[Component data from apps and pages]:
* * *

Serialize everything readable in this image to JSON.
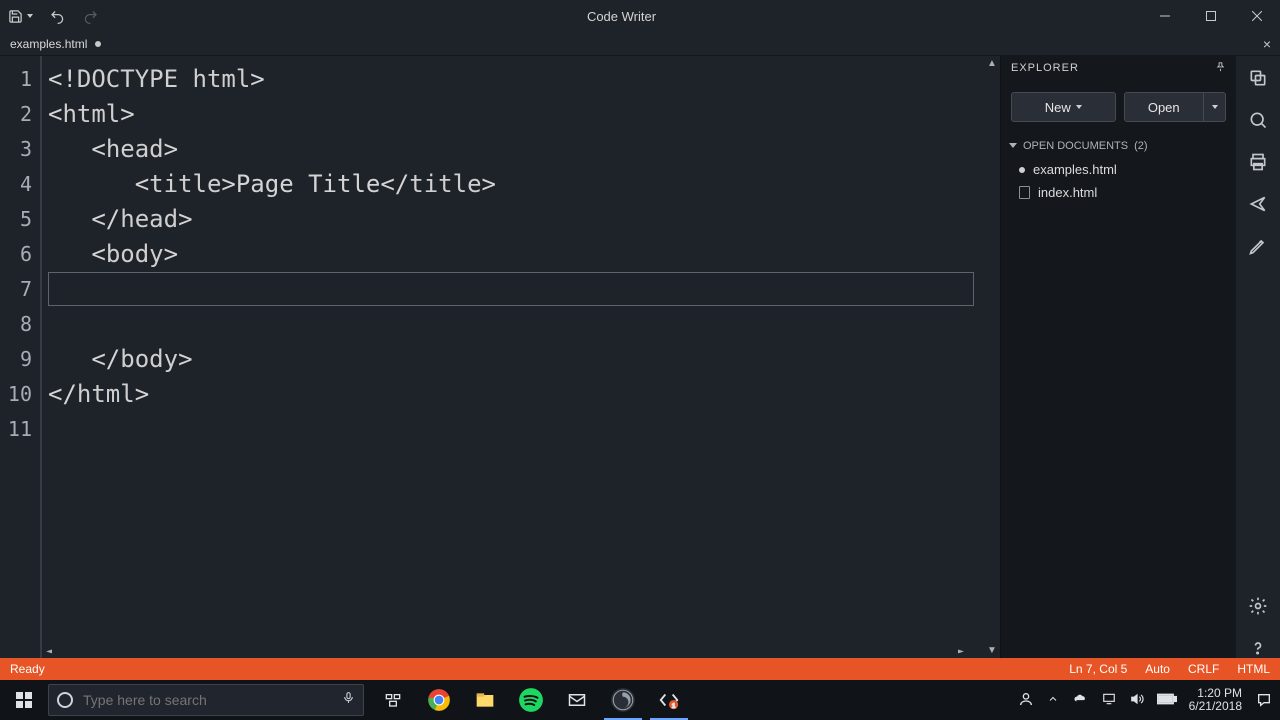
{
  "window": {
    "title": "Code Writer"
  },
  "tab": {
    "name": "examples.html",
    "dirty": true
  },
  "editor": {
    "lines": [
      "<!DOCTYPE html>",
      "<html>",
      "   <head>",
      "      <title>Page Title</title>",
      "   </head>",
      "   <body>",
      "",
      "",
      "   </body>",
      "</html>",
      ""
    ],
    "current_line": 7
  },
  "explorer": {
    "title": "EXPLORER",
    "buttons": {
      "new": "New",
      "open": "Open"
    },
    "section": {
      "label": "OPEN DOCUMENTS",
      "count": "(2)"
    },
    "docs": [
      {
        "name": "examples.html",
        "dirty": true
      },
      {
        "name": "index.html",
        "dirty": false
      }
    ]
  },
  "status": {
    "left": "Ready",
    "position": "Ln 7, Col 5",
    "encoding_mode": "Auto",
    "eol": "CRLF",
    "language": "HTML"
  },
  "taskbar": {
    "search_placeholder": "Type here to search",
    "clock": {
      "time": "1:20 PM",
      "date": "6/21/2018"
    }
  }
}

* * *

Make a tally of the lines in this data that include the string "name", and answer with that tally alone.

[Solved problem]:
3